ABOUT THIS TASK: Apart from the images, the entire listing below must be restated word for word.

DATA EXTRACT:

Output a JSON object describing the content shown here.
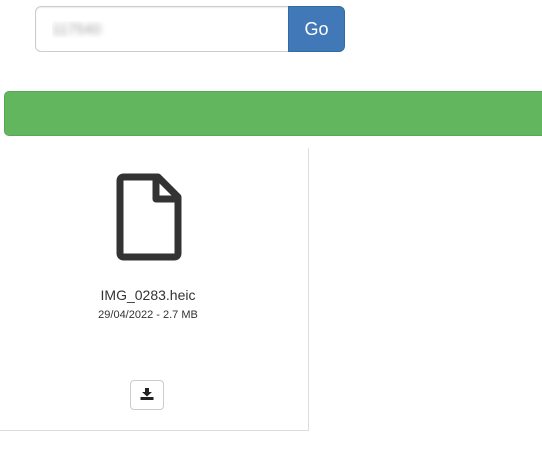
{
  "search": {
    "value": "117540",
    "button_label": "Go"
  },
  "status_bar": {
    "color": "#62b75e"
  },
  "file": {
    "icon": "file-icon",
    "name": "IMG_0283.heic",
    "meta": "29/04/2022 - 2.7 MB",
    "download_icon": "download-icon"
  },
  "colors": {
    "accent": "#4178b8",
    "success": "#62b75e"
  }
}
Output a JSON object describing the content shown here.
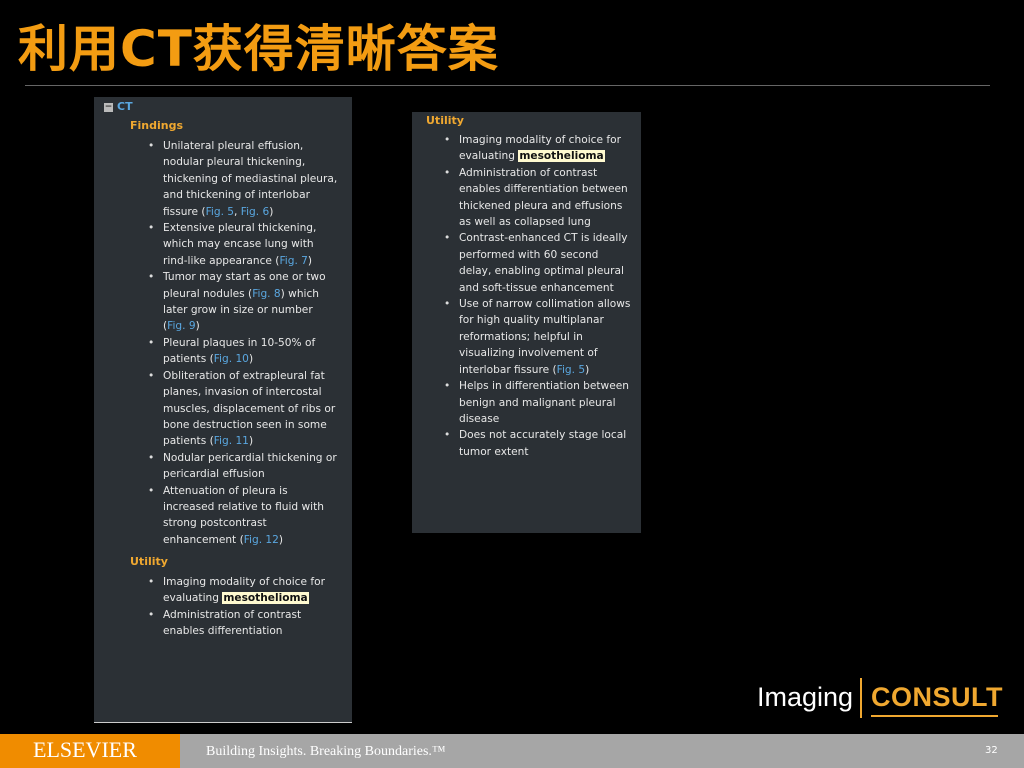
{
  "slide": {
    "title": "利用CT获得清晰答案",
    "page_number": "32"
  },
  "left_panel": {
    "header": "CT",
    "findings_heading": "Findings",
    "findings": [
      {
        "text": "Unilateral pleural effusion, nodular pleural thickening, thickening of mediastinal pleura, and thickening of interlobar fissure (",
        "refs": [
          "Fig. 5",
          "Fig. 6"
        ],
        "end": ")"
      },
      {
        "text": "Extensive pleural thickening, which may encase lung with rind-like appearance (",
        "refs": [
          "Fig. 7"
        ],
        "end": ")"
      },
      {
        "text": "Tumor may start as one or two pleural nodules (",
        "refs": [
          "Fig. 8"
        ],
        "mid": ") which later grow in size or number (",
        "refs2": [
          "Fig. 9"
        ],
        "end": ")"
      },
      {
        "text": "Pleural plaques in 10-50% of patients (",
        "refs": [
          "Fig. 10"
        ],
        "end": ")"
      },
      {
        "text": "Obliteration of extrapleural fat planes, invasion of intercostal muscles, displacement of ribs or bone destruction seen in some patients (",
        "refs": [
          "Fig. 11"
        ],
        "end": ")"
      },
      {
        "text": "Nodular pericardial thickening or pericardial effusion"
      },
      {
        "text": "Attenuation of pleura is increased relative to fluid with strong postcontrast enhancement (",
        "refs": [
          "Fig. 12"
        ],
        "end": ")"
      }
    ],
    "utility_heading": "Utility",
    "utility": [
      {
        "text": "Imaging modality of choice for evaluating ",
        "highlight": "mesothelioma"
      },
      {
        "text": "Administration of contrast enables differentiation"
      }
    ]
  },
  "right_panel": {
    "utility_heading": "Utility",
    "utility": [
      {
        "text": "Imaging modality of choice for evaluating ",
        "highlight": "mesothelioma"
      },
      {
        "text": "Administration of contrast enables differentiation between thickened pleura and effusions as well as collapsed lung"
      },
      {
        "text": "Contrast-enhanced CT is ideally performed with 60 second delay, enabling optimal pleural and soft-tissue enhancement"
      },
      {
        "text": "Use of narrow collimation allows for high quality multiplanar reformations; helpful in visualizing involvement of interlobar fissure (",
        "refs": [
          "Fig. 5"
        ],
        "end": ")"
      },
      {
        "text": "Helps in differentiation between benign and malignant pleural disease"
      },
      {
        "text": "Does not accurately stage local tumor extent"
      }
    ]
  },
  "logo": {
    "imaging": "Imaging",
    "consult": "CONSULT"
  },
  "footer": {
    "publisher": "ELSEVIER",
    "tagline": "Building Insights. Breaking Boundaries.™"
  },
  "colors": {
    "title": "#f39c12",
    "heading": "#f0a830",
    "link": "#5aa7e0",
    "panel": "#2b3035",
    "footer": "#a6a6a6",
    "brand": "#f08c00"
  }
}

SOLUTION TO THIS PROBLEM:
Output a JSON object describing the content shown here.
{
  "search": {
    "value": "117540",
    "button_label": "Go"
  },
  "status_bar": {
    "color": "#62b75e"
  },
  "file": {
    "icon": "file-icon",
    "name": "IMG_0283.heic",
    "meta": "29/04/2022 - 2.7 MB",
    "download_icon": "download-icon"
  },
  "colors": {
    "accent": "#4178b8",
    "success": "#62b75e"
  }
}
Output a JSON object describing the content shown here.
{
  "slide": {
    "title": "利用CT获得清晰答案",
    "page_number": "32"
  },
  "left_panel": {
    "header": "CT",
    "findings_heading": "Findings",
    "findings": [
      {
        "text": "Unilateral pleural effusion, nodular pleural thickening, thickening of mediastinal pleura, and thickening of interlobar fissure (",
        "refs": [
          "Fig. 5",
          "Fig. 6"
        ],
        "end": ")"
      },
      {
        "text": "Extensive pleural thickening, which may encase lung with rind-like appearance (",
        "refs": [
          "Fig. 7"
        ],
        "end": ")"
      },
      {
        "text": "Tumor may start as one or two pleural nodules (",
        "refs": [
          "Fig. 8"
        ],
        "mid": ") which later grow in size or number (",
        "refs2": [
          "Fig. 9"
        ],
        "end": ")"
      },
      {
        "text": "Pleural plaques in 10-50% of patients (",
        "refs": [
          "Fig. 10"
        ],
        "end": ")"
      },
      {
        "text": "Obliteration of extrapleural fat planes, invasion of intercostal muscles, displacement of ribs or bone destruction seen in some patients (",
        "refs": [
          "Fig. 11"
        ],
        "end": ")"
      },
      {
        "text": "Nodular pericardial thickening or pericardial effusion"
      },
      {
        "text": "Attenuation of pleura is increased relative to fluid with strong postcontrast enhancement (",
        "refs": [
          "Fig. 12"
        ],
        "end": ")"
      }
    ],
    "utility_heading": "Utility",
    "utility": [
      {
        "text": "Imaging modality of choice for evaluating ",
        "highlight": "mesothelioma"
      },
      {
        "text": "Administration of contrast enables differentiation"
      }
    ]
  },
  "right_panel": {
    "utility_heading": "Utility",
    "utility": [
      {
        "text": "Imaging modality of choice for evaluating ",
        "highlight": "mesothelioma"
      },
      {
        "text": "Administration of contrast enables differentiation between thickened pleura and effusions as well as collapsed lung"
      },
      {
        "text": "Contrast-enhanced CT is ideally performed with 60 second delay, enabling optimal pleural and soft-tissue enhancement"
      },
      {
        "text": "Use of narrow collimation allows for high quality multiplanar reformations; helpful in visualizing involvement of interlobar fissure (",
        "refs": [
          "Fig. 5"
        ],
        "end": ")"
      },
      {
        "text": "Helps in differentiation between benign and malignant pleural disease"
      },
      {
        "text": "Does not accurately stage local tumor extent"
      }
    ]
  },
  "logo": {
    "imaging": "Imaging",
    "consult": "CONSULT"
  },
  "footer": {
    "publisher": "ELSEVIER",
    "tagline": "Building Insights. Breaking Boundaries.™"
  },
  "colors": {
    "title": "#f39c12",
    "heading": "#f0a830",
    "link": "#5aa7e0",
    "panel": "#2b3035",
    "footer": "#a6a6a6",
    "brand": "#f08c00"
  }
}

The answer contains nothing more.